Start of Block
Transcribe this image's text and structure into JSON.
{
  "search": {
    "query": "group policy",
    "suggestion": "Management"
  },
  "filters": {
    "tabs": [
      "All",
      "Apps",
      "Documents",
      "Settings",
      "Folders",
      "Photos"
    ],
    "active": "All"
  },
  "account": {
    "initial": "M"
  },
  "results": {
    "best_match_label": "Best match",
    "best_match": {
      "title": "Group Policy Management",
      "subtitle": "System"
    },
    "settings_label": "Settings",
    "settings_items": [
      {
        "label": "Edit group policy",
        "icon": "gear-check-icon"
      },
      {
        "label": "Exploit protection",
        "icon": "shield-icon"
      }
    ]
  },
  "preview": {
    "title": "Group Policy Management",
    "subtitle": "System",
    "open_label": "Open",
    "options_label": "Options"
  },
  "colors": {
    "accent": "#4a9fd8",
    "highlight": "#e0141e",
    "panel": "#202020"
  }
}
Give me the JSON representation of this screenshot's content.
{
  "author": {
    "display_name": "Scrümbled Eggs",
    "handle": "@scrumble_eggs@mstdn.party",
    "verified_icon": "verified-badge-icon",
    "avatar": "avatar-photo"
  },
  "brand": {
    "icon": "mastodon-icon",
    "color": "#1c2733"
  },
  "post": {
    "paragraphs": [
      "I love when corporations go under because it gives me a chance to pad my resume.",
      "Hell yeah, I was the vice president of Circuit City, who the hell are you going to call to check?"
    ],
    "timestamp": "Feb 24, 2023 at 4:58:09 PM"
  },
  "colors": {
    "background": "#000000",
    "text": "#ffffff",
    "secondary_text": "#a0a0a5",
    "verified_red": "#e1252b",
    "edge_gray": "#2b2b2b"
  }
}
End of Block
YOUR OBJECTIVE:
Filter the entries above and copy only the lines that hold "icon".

ANSWER FOR THE TASK:
        "icon": "gear-check-icon"
        "icon": "shield-icon"
    "verified_icon": "verified-badge-icon",
    "icon": "mastodon-icon",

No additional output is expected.